Did anyone get hit near the 30.30 low. I think that was asked in an earlier post. I'm asking a little different follow up. Is anyone leaving an open order for a fill at say 30, 29, 28, in case we get another flash crash?
Problem is, limit orders don't often get filled in a flash down and up. That's why they need to be placed with a market order. I was wondering if anyone had the temerity to do that this morning?
I canceled my GTC Call option order before market open today, preferring to see where the bottom settles in (which should last foe a few days before the inevitable September dividend run-up). Then I will place a limit Call order at the then ATM Ask price (minus a $0.05).
That's my plan.
Was at my computer this morning plus had my Broker on the phone. Placed Limit Orders for different Sept strikes as the stock melted down to $30.30 and I had a very hard time getting anything reasonable accepted at the $33 and $34 strikes. At one point the Bids were .05 with $2.40 Ask?

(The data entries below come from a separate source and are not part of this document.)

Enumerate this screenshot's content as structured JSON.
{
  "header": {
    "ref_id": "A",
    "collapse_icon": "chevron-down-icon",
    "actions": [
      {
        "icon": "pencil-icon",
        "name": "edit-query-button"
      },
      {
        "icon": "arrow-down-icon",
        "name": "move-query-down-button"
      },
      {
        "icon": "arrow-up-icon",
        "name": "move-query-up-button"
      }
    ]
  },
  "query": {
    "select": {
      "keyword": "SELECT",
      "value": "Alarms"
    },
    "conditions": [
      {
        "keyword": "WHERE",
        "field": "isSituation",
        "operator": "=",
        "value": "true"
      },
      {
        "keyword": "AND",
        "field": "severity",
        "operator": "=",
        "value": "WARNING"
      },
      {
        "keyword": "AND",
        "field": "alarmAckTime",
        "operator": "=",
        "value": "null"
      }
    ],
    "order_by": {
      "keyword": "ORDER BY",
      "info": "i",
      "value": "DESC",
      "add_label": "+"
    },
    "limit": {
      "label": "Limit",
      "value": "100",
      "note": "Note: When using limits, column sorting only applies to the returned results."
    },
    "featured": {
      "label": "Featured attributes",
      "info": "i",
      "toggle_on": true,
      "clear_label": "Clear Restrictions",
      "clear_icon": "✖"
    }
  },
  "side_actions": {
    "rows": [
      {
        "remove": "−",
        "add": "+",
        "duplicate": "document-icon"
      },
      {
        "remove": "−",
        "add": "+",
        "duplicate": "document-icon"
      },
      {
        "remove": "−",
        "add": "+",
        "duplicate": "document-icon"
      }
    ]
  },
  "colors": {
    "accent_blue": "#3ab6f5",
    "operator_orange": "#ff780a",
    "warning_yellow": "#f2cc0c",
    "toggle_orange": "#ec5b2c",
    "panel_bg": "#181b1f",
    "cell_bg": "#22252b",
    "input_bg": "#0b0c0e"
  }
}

The contracts seemed to be overpriced by as much as 40% most of the day according to our options calculators? I was bidding fair value plus a little premium for volatility but no luck.
Do you know why they would be priced so expensively?
>>Do you know why they would be priced so expensively>>
It is always, IMO, about the MM's being able to CTA's ( they don't care about CYA). The MM's need the appropriate hedges in place to take your bids. In a fast moving environment, for example, they have to "allow" for their procurement of Long shares to cover your Call purchases.
This isn't always possible for them to do, in these environments, which typically accompany incresed volatility, increasing your value, and hurting them, if their purchase gets away from them(delayed), and they end perhaps at a +2.00 hedge above the value of your Calls. They often post these ridiculous spreads, on fast moving or thinly traded securities, to discourage the trading of the same, for this reason.
placing market orders in an environment ruled by HFTs is suicidal as the HFT algos will see the orders and manipulate the market to drive the quoted price even lower, so, yes the market orders will get filled first, but at a lower price that anything you will ever see in your quotes, as some of the price movements happen too fast to be quoted.
Limit orders usually get filled at the stock is on its way down.. by the time the order gets executed, the stock is already gone lower.